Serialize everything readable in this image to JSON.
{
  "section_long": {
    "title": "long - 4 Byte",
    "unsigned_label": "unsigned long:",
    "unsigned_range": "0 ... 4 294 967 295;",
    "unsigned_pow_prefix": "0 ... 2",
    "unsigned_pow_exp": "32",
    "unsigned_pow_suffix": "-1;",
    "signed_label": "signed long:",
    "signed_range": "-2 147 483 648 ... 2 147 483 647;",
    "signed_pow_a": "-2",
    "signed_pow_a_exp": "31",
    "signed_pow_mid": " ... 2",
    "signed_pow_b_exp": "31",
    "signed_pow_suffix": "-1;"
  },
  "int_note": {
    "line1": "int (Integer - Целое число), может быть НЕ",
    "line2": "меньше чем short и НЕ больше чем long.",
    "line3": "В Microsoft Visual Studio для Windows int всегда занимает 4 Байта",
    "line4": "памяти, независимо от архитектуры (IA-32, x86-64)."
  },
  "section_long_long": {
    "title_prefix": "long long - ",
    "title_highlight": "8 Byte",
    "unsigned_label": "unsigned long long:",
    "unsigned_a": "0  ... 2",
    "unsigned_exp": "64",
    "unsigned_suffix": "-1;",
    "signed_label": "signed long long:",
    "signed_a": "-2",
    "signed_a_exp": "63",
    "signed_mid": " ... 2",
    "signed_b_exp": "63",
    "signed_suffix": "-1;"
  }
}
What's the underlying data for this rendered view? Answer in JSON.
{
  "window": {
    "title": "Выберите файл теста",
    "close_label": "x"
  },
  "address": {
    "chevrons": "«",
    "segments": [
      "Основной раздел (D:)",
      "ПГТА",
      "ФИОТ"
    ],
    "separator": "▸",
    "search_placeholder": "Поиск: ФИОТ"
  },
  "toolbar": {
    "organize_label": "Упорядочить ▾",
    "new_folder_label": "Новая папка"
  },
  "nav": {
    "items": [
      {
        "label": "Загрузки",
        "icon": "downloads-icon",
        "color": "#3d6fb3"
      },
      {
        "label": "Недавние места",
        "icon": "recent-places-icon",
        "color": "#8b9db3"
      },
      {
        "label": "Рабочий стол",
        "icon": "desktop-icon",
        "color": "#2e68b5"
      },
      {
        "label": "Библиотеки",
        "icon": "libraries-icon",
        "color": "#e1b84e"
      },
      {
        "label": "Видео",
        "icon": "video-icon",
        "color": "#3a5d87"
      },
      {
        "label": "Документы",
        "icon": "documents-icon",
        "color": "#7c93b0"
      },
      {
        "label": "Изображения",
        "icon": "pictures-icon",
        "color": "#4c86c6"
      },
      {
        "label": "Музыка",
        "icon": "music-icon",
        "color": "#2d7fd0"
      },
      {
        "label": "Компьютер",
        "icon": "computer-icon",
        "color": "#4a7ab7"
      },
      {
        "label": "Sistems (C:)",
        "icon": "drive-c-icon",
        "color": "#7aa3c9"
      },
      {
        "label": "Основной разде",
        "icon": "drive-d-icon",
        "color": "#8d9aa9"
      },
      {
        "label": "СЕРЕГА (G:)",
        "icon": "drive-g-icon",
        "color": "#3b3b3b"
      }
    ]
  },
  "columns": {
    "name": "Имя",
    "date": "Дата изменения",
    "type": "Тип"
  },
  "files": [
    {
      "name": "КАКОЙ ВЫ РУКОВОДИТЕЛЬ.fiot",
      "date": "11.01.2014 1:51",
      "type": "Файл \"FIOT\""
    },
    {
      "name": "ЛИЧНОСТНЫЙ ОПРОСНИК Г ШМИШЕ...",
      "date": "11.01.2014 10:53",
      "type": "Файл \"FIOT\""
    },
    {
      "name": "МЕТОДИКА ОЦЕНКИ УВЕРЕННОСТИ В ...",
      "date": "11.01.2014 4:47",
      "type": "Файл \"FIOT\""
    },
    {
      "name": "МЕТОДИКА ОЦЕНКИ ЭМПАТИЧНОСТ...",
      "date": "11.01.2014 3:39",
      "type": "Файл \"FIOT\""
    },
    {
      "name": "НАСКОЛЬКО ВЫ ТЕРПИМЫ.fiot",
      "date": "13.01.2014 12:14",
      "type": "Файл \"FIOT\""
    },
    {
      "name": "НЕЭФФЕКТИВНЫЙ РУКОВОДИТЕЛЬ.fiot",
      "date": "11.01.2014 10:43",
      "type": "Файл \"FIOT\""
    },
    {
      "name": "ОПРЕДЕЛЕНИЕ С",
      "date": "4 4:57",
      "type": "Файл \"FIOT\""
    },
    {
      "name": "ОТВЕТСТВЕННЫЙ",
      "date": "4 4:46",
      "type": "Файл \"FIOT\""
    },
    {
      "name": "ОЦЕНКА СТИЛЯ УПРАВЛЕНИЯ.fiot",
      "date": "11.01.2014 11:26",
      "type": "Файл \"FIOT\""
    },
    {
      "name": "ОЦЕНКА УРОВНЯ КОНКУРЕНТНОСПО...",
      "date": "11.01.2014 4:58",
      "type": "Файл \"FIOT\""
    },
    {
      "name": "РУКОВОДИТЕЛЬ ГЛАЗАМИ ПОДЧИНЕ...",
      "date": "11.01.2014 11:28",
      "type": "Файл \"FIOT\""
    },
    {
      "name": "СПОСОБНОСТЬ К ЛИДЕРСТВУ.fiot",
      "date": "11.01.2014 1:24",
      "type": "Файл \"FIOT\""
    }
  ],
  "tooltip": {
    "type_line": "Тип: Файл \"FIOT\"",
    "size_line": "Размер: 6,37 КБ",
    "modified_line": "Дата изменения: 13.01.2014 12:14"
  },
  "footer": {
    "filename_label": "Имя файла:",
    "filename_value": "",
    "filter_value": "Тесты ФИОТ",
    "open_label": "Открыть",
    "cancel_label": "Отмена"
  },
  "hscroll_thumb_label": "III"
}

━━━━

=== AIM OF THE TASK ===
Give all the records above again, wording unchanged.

=== EXERCISE ANSWER ===
Serialize everything readable in this image to JSON.
{
  "section_long": {
    "title": "long - 4 Byte",
    "unsigned_label": "unsigned long:",
    "unsigned_range": "0 ... 4 294 967 295;",
    "unsigned_pow_prefix": "0 ... 2",
    "unsigned_pow_exp": "32",
    "unsigned_pow_suffix": "-1;",
    "signed_label": "signed long:",
    "signed_range": "-2 147 483 648 ... 2 147 483 647;",
    "signed_pow_a": "-2",
    "signed_pow_a_exp": "31",
    "signed_pow_mid": " ... 2",
    "signed_pow_b_exp": "31",
    "signed_pow_suffix": "-1;"
  },
  "int_note": {
    "line1": "int (Integer - Целое число), может быть НЕ",
    "line2": "меньше чем short и НЕ больше чем long.",
    "line3": "В Microsoft Visual Studio для Windows int всегда занимает 4 Байта",
    "line4": "памяти, независимо от архитектуры (IA-32, x86-64)."
  },
  "section_long_long": {
    "title_prefix": "long long - ",
    "title_highlight": "8 Byte",
    "unsigned_label": "unsigned long long:",
    "unsigned_a": "0  ... 2",
    "unsigned_exp": "64",
    "unsigned_suffix": "-1;",
    "signed_label": "signed long long:",
    "signed_a": "-2",
    "signed_a_exp": "63",
    "signed_mid": " ... 2",
    "signed_b_exp": "63",
    "signed_suffix": "-1;"
  }
}
What's the underlying data for this rendered view? Answer in JSON.
{
  "window": {
    "title": "Выберите файл теста",
    "close_label": "x"
  },
  "address": {
    "chevrons": "«",
    "segments": [
      "Основной раздел (D:)",
      "ПГТА",
      "ФИОТ"
    ],
    "separator": "▸",
    "search_placeholder": "Поиск: ФИОТ"
  },
  "toolbar": {
    "organize_label": "Упорядочить ▾",
    "new_folder_label": "Новая папка"
  },
  "nav": {
    "items": [
      {
        "label": "Загрузки",
        "icon": "downloads-icon",
        "color": "#3d6fb3"
      },
      {
        "label": "Недавние места",
        "icon": "recent-places-icon",
        "color": "#8b9db3"
      },
      {
        "label": "Рабочий стол",
        "icon": "desktop-icon",
        "color": "#2e68b5"
      },
      {
        "label": "Библиотеки",
        "icon": "libraries-icon",
        "color": "#e1b84e"
      },
      {
        "label": "Видео",
        "icon": "video-icon",
        "color": "#3a5d87"
      },
      {
        "label": "Документы",
        "icon": "documents-icon",
        "color": "#7c93b0"
      },
      {
        "label": "Изображения",
        "icon": "pictures-icon",
        "color": "#4c86c6"
      },
      {
        "label": "Музыка",
        "icon": "music-icon",
        "color": "#2d7fd0"
      },
      {
        "label": "Компьютер",
        "icon": "computer-icon",
        "color": "#4a7ab7"
      },
      {
        "label": "Sistems (C:)",
        "icon": "drive-c-icon",
        "color": "#7aa3c9"
      },
      {
        "label": "Основной разде",
        "icon": "drive-d-icon",
        "color": "#8d9aa9"
      },
      {
        "label": "СЕРЕГА (G:)",
        "icon": "drive-g-icon",
        "color": "#3b3b3b"
      }
    ]
  },
  "columns": {
    "name": "Имя",
    "date": "Дата изменения",
    "type": "Тип"
  },
  "files": [
    {
      "name": "КАКОЙ ВЫ РУКОВОДИТЕЛЬ.fiot",
      "date": "11.01.2014 1:51",
      "type": "Файл \"FIOT\""
    },
    {
      "name": "ЛИЧНОСТНЫЙ ОПРОСНИК Г ШМИШЕ...",
      "date": "11.01.2014 10:53",
      "type": "Файл \"FIOT\""
    },
    {
      "name": "МЕТОДИКА ОЦЕНКИ УВЕРЕННОСТИ В ...",
      "date": "11.01.2014 4:47",
      "type": "Файл \"FIOT\""
    },
    {
      "name": "МЕТОДИКА ОЦЕНКИ ЭМПАТИЧНОСТ...",
      "date": "11.01.2014 3:39",
      "type": "Файл \"FIOT\""
    },
    {
      "name": "НАСКОЛЬКО ВЫ ТЕРПИМЫ.fiot",
      "date": "13.01.2014 12:14",
      "type": "Файл \"FIOT\""
    },
    {
      "name": "НЕЭФФЕКТИВНЫЙ РУКОВОДИТЕЛЬ.fiot",
      "date": "11.01.2014 10:43",
      "type": "Файл \"FIOT\""
    },
    {
      "name": "ОПРЕДЕЛЕНИЕ С",
      "date": "4 4:57",
      "type": "Файл \"FIOT\""
    },
    {
      "name": "ОТВЕТСТВЕННЫЙ",
      "date": "4 4:46",
      "type": "Файл \"FIOT\""
    },
    {
      "name": "ОЦЕНКА СТИЛЯ УПРАВЛЕНИЯ.fiot",
      "date": "11.01.2014 11:26",
      "type": "Файл \"FIOT\""
    },
    {
      "name": "ОЦЕНКА УРОВНЯ КОНКУРЕНТНОСПО...",
      "date": "11.01.2014 4:58",
      "type": "Файл \"FIOT\""
    },
    {
      "name": "РУКОВОДИТЕЛЬ ГЛАЗАМИ ПОДЧИНЕ...",
      "date": "11.01.2014 11:28",
      "type": "Файл \"FIOT\""
    },
    {
      "name": "СПОСОБНОСТЬ К ЛИДЕРСТВУ.fiot",
      "date": "11.01.2014 1:24",
      "type": "Файл \"FIOT\""
    }
  ],
  "tooltip": {
    "type_line": "Тип: Файл \"FIOT\"",
    "size_line": "Размер: 6,37 КБ",
    "modified_line": "Дата изменения: 13.01.2014 12:14"
  },
  "footer": {
    "filename_label": "Имя файла:",
    "filename_value": "",
    "filter_value": "Тесты ФИОТ",
    "open_label": "Открыть",
    "cancel_label": "Отмена"
  },
  "hscroll_thumb_label": "III"
}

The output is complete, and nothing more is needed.